Why I Love A Campaign Audit, and How To Do One

Doing a campaign audit is critical to making sure that your paid search campaigns have structural integrity and are working at maximum efficiency. Just like your house, you should consider a spring cleaning of your paid search campaigns. Depending on how robust your campaigns are, you may need to schedule audits on a more regular basis. I like to roll it in to any other housekeeping activities that might be happening around the end of the year, or as we start gearing up for new initiatives in the coming quarter.

Here’s a list of a few items I like to take a deeper look at when performing a campaign audit!

Getting Started
A good rule of thumb is to start with a full year’s worth of data. This hopefully gives you data volume as well as helps take into account seasonality. Feel free to pull back even further if you have a total spend of less than $50,000. Make sure you have columns for the KPIs you need to be optimizing for. I prefer to look at conversion rate, conversion volume, and cost per conversion. If you have the data available, use revenue and ROAS as well.

Often we get wrapped up in the typical optimization of keywords, like sorting on cost per click and conversion rate. We forget to look at the keywords from a structural standpoint. Adding several keywords into ad groups at a time, like what happens if you do a batch upload of keyword research or from a search query report, you might find over time that keywords will slip into places where they don’t belong. Look at keyword intent, match type, conjugation, negative keywords, and the ads that they are pointing to. Google reacts best to ad groups that silo!

Speaking of negative keywords, be sure to pull a search query report. You can find this in the Keywords section. A search query report will provide you with a wealth of information for keywords that you can add to your current bidding strategy and keywords that you do not want to show up for at all. I like to sort these based on cost, conversion rate, conversion volume, to name a few.

Location optimization might not be something that you analyze during your typical management, especially if you are only targeting one area. This is a great opportunity to parse out areas that are performing well or under performing. If you target by state, break it down by metro regions. If you target a city, try breaking it down into neighborhoods or zip codes. Make bid adjustments as needed.

When we optimize very large accounts, it can be easy to pause large batches of ads. You can wind up with ad groups with one or zero ads running. This is a perfect time to go through your ad copy and make sure all add groups have at least two ads running. Three is even better. Make sure all ads are using the proper keyword with intent and conjugation in the ad. This is also a great time to double check the landing page that the ad is pointing to, as well as correct conversion tracking pixels are in place.

By now you have converted your text ads to the new ETA formatting. Responsive Text Ads are now an option besides to the expanded text ads. Be sure to check that all ads running in the latest format.
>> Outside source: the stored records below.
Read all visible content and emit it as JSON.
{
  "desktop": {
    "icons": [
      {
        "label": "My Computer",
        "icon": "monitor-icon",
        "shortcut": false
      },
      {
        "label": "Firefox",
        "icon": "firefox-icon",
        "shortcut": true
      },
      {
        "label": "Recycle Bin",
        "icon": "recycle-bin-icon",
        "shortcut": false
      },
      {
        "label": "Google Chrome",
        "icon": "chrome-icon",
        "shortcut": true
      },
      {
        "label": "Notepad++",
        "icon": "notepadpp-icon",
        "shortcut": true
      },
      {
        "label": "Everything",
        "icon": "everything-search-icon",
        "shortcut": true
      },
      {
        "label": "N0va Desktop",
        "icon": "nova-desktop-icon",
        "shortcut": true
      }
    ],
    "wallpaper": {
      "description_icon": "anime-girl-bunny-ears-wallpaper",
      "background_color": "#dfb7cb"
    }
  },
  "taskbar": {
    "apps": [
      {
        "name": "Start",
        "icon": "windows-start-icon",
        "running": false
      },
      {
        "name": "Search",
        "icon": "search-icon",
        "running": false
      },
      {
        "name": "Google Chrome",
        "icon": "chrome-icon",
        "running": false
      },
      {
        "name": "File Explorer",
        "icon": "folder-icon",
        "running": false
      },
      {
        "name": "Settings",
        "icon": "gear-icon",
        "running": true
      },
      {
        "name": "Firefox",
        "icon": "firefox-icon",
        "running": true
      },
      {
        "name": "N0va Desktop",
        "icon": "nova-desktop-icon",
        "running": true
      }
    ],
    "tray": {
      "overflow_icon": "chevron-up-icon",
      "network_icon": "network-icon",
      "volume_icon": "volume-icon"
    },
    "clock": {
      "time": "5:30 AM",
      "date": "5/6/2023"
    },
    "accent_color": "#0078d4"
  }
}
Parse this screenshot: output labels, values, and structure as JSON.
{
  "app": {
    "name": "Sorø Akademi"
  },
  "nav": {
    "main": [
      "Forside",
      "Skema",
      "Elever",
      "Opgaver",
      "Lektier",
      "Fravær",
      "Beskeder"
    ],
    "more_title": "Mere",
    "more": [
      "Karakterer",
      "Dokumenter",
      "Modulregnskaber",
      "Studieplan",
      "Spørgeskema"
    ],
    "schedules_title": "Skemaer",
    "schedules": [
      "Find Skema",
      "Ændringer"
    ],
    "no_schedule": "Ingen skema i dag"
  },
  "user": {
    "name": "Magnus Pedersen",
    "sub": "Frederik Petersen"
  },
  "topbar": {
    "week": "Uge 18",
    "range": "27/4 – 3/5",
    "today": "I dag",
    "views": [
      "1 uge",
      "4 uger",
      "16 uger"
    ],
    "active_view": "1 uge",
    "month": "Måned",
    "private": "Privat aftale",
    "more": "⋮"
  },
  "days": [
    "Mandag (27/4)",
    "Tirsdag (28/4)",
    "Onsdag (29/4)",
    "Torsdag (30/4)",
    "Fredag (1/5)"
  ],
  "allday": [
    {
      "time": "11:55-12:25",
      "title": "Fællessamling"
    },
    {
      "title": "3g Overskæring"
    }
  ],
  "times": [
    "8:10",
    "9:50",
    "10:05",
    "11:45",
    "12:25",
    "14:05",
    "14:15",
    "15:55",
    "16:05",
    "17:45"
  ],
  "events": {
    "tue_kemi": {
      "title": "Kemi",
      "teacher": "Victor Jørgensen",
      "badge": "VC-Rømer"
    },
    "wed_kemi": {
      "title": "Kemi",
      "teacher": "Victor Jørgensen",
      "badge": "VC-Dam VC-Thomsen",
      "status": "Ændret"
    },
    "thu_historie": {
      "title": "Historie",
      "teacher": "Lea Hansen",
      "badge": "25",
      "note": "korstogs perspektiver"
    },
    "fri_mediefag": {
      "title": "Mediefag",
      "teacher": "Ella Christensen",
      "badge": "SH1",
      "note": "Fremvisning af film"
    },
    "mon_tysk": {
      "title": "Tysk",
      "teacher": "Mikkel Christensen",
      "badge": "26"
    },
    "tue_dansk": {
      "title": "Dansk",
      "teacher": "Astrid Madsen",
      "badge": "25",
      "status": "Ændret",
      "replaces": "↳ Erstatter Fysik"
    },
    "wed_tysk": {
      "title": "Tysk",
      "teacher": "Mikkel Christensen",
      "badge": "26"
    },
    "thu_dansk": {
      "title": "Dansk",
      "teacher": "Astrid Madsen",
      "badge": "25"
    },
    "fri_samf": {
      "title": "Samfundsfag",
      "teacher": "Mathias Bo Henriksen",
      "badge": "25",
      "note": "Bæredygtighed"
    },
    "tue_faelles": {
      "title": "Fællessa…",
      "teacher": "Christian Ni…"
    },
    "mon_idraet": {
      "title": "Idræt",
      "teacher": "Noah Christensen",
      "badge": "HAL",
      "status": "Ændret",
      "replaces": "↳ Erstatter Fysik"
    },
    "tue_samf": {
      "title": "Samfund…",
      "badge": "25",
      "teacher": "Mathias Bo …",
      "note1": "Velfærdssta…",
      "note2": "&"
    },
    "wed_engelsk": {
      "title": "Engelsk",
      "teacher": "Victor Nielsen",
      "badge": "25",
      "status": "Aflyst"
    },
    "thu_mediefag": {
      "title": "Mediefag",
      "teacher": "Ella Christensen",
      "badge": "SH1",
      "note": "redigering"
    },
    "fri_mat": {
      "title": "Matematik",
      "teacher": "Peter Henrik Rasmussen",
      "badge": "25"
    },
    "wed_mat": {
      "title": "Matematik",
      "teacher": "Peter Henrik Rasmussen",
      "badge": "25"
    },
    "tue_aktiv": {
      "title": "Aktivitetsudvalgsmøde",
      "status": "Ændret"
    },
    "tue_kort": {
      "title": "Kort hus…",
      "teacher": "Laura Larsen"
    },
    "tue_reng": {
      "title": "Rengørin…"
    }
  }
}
In addition to ensuring your ads are up to par, double check that you are utilizing your ad extensions . Do you have at least two or three versions of callouts, sitelinks, and structured snippets that you are testing? Are you utilizing at least four ad extensions on your ads to take up as much space as possible?

Data Quality
Set up Google Analytics and link it to your Google Ads account if you have not already done so. Import metrics like bounce rate and any goals that you have set up so that you can optimize your paid search campaigns. Check that your conversion tracking is properly set up, and that the data is pulling correctly into Analytics and your own CRM, if necessary.

I hope you find this quick list of items you can do to deep dive into your paid search campaigns helpful! You never know what you might uncover. Happy fixing!